The space has been converted into Capital Kitchen, offering a variety of gourmet dishes from partner restaurants
For many years, Zouk had been the go-to night spot of those who are looking for an exciting clubbing experience. But all that changed this year when Covid-19 forced it, along with other F&B establishments, to temporarily shut its doors during the circuit breaker period to contain the spread of the virus.
And while restaurants have been allowed to welcome back dine-in customers during phase two, there’s no clear timeline to when clubs could re-open for business.
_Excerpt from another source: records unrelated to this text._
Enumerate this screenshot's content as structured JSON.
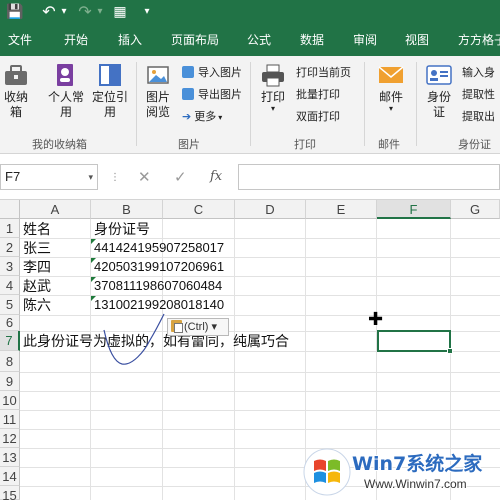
{
  "quick_access": {
    "save": "💾",
    "undo": "↶",
    "redo": "↷",
    "form": "▦",
    "more": "▾"
  },
  "menu": {
    "tabs": [
      "文件",
      "开始",
      "插入",
      "页面布局",
      "公式",
      "数据",
      "审阅",
      "视图",
      "方方格子"
    ]
  },
  "ribbon": {
    "groups": [
      {
        "label": "我的收纳箱"
      },
      {
        "label": "图片"
      },
      {
        "label": "打印"
      },
      {
        "label": "邮件"
      },
      {
        "label": "身份证"
      }
    ],
    "buttons": {
      "storage": "收纳箱",
      "personal_common": "个人常用",
      "locate_ref": "定位引用",
      "pic_view": "图片阅览",
      "import_pic": "导入图片",
      "export_pic": "导出图片",
      "more": "更多",
      "print": "打印",
      "print_current": "打印当前页",
      "batch_print": "批量打印",
      "duplex_print": "双面打印",
      "mail": "邮件",
      "id_card": "身份证",
      "input_id": "输入身",
      "extract1": "提取性",
      "extract2": "提取出"
    }
  },
  "formula_bar": {
    "name_box": "F7",
    "cancel": "✕",
    "confirm": "✓",
    "fx": "fx",
    "content": ""
  },
  "sheet": {
    "columns": [
      "A",
      "B",
      "C",
      "D",
      "E",
      "F",
      "G"
    ],
    "selected_column": "F",
    "rows": [
      "1",
      "2",
      "3",
      "4",
      "5",
      "6",
      "7",
      "8",
      "9",
      "10",
      "11",
      "12",
      "13",
      "14",
      "15"
    ],
    "selected_row": "7",
    "header_name": "姓名",
    "header_id": "身份证号",
    "records": [
      {
        "name": "张三",
        "id": "441424195907258017"
      },
      {
        "name": "李四",
        "id": "420503199107206961"
      },
      {
        "name": "赵武",
        "id": "370811198607060484"
      },
      {
        "name": "陈六",
        "id": "131002199208018140"
      }
    ],
    "note": "此身份证号为虚拟的，如有雷同，纯属巧合",
    "paste_options": "(Ctrl) ▾",
    "active_cell": "F7"
  },
  "watermark": {
    "brand": "Win7系统之家",
    "url": "Www.Winwin7.com"
  },
  "colors": {
    "accent": "#217346",
    "ribbon_bg": "#f3f3f3"
  }
}
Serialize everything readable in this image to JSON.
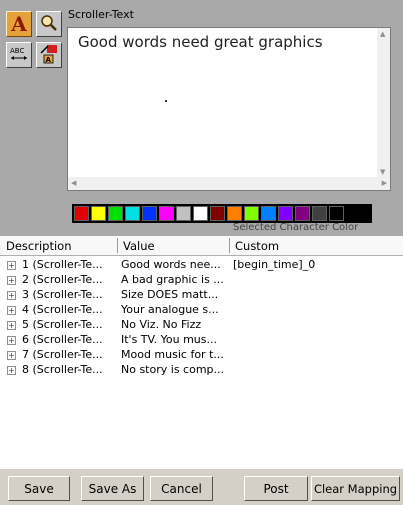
{
  "editor": {
    "label": "Scroller-Text",
    "text": "Good words need great graphics",
    "palette_label": "Selected Character Color"
  },
  "tools": [
    {
      "name": "font-icon",
      "glyph": "A",
      "active": true
    },
    {
      "name": "zoom-icon",
      "glyph": "🔍",
      "active": false
    },
    {
      "name": "text-width-icon",
      "glyph": "ABC",
      "active": false
    },
    {
      "name": "text-color-icon",
      "glyph": "A",
      "active": false
    }
  ],
  "palette": {
    "colors": [
      "#e00000",
      "#ffff00",
      "#00e000",
      "#00e0e0",
      "#0033ff",
      "#ff00ff",
      "#c0c0c0",
      "#ffffff",
      "#800000",
      "#ff8000",
      "#80ff00",
      "#0080ff",
      "#8000ff",
      "#800080",
      "#404040",
      "#000000"
    ]
  },
  "table": {
    "headers": {
      "description": "Description",
      "value": "Value",
      "custom": "Custom"
    },
    "rows": [
      {
        "description": "1 (Scroller-Te...",
        "value": "Good words nee...",
        "custom": "[begin_time]_0"
      },
      {
        "description": "2 (Scroller-Te...",
        "value": "A bad graphic is ...",
        "custom": ""
      },
      {
        "description": "3 (Scroller-Te...",
        "value": "Size DOES matt...",
        "custom": ""
      },
      {
        "description": "4 (Scroller-Te...",
        "value": "Your analogue s...",
        "custom": ""
      },
      {
        "description": "5 (Scroller-Te...",
        "value": "No Viz. No Fizz",
        "custom": ""
      },
      {
        "description": "6 (Scroller-Te...",
        "value": "It's TV. You mus...",
        "custom": ""
      },
      {
        "description": "7 (Scroller-Te...",
        "value": "Mood music for t...",
        "custom": ""
      },
      {
        "description": "8 (Scroller-Te...",
        "value": "No story is comp...",
        "custom": ""
      }
    ]
  },
  "buttons": {
    "save": "Save",
    "save_as": "Save As",
    "cancel": "Cancel",
    "post": "Post",
    "clear_mapping": "Clear Mapping"
  }
}
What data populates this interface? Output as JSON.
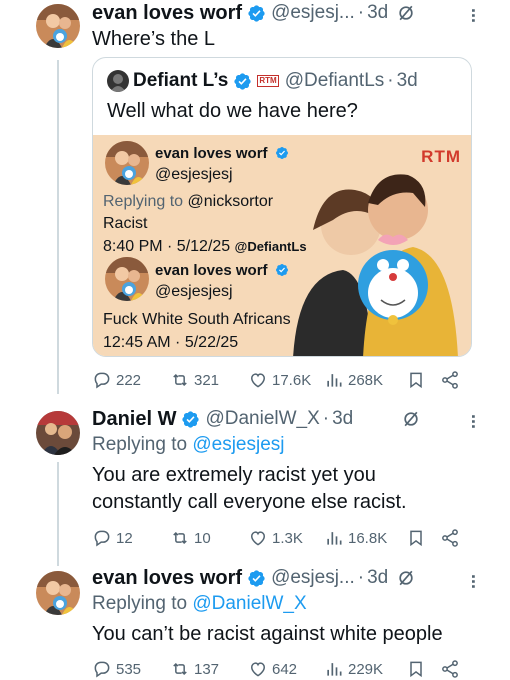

As Zouk Group CEO Andrew Li explains: “Unfortunately, this pandemic works against everything that our industry is about, which is social interaction.” Moreover, he admitted that it’s difficult to enforce social distancing measures on the dance floor.
The only way to survive these trying times was for Li and his team to “pivot our business model” and introduce fresh dining concepts that would thrive better in the current situation, and, perhaps, evolve even beyond the pandemic. To start, they’ve transformed Capital lounge on the second floor of the Zouk complex into a 100-seater pop-up restaurant serving a variety of tasty Asian and Western fare, as well as an impressive selection of wines, spirits and cocktails from Zouk.
Red Tail Bar’s head chef Marco Loh and Zouk’s in-house team collaborated on the menu of mostly sharing dishes. Li’s personal favourite is the signature battered fish & chips, which isn’t complete without a side of mushy peas. Other standouts include the signature royal broth congee, which is popular amongst regulars at Zouk and Red Tail Bar, as well as the Australian ribeye strips.
For groups of four to five diners, they’ve also curated the Feasting Platter, comprising ebi chili flatbread, mala chicken skin, chicken wings, truffle fries, squid pong and Australian ribeye strips.
Limited-edition offerings will also be part of the regularly-updated à la carte menu, starting with Five Guys Singapore (which is under the Zouk Group portfolio) as well as local home bakery, Paparch, which is popular for its burnt cheesecake.
While the pop-up restaurant has only been in operation for a few weeks, Li shared that they’ve received positive feedback from guests. They’ve been fully booked on weekends since the launch, which is why the team is planning to transform Capital Kitchen into a permanent concept. “It can work in synergy with the club, and the restaurant will be able to seamlessly transition into a club experience as the night goes on."